Dataset records:
- - - - -

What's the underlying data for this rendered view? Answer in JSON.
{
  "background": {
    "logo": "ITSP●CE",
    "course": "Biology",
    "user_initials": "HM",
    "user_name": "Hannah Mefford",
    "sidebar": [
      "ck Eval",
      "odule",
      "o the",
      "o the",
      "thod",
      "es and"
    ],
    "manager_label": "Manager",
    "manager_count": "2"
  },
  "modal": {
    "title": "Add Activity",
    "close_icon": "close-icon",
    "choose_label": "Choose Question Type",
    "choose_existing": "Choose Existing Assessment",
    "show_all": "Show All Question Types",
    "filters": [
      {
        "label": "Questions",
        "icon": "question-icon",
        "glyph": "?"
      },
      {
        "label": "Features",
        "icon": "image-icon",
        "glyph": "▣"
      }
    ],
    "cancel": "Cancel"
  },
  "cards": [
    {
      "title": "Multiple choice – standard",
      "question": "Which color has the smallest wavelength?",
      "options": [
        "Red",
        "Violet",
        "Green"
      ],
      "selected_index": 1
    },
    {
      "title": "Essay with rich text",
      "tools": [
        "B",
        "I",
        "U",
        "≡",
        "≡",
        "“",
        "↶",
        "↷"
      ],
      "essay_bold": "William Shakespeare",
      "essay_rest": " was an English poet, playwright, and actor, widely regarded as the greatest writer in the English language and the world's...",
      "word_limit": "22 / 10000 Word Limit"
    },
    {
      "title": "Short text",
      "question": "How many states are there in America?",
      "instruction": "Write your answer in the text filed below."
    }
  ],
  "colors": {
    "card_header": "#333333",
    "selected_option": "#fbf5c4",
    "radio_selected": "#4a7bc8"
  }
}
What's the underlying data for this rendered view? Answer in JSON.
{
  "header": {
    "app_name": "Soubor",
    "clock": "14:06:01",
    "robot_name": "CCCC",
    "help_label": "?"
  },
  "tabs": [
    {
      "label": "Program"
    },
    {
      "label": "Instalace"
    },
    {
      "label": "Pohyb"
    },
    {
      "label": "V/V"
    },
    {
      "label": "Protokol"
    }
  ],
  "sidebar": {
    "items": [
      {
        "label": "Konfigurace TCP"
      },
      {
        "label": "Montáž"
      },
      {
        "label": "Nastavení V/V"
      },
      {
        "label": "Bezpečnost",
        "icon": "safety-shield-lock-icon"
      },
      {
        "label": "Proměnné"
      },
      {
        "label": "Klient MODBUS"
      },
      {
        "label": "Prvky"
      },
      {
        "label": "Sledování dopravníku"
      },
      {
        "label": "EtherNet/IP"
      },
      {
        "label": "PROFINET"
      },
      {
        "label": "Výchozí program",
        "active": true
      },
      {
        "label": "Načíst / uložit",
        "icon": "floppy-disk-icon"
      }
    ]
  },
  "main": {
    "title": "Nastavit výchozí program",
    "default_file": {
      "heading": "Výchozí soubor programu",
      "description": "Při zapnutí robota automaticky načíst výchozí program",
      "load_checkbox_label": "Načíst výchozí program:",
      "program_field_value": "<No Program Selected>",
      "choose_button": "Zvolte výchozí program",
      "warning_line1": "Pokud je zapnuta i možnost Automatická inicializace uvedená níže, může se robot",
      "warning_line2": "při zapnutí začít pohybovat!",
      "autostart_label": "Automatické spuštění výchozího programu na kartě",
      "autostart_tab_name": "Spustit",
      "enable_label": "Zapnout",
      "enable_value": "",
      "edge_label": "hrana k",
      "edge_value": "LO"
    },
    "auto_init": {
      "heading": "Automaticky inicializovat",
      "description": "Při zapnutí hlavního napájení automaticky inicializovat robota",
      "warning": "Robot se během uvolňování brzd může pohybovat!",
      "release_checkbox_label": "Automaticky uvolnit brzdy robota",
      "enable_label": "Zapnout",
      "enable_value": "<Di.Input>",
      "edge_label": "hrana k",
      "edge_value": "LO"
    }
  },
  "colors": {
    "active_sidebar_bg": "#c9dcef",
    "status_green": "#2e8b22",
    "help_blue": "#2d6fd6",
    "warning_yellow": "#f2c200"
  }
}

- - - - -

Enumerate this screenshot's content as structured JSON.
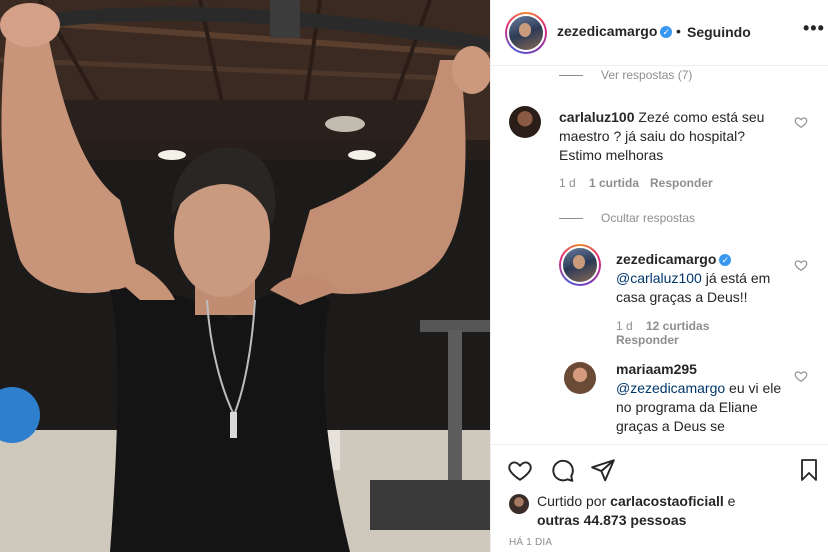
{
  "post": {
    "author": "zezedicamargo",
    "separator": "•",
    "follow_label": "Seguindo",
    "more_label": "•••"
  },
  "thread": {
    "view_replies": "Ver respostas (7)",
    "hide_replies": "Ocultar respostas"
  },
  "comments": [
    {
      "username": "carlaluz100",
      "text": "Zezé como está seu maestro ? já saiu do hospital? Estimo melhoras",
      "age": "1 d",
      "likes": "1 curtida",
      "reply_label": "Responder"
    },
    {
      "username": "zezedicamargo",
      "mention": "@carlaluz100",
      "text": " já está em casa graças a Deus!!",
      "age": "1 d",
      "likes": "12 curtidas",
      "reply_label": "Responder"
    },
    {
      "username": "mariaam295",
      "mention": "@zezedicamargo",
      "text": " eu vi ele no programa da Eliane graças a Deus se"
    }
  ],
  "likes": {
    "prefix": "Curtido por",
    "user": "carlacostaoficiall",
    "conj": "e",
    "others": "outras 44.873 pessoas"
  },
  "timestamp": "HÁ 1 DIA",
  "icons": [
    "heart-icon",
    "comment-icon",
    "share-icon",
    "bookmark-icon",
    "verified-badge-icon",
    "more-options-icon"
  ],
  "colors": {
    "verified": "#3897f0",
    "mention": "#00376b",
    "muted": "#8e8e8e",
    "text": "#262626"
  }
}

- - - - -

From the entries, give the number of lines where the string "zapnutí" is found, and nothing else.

| Answer to the problem |
3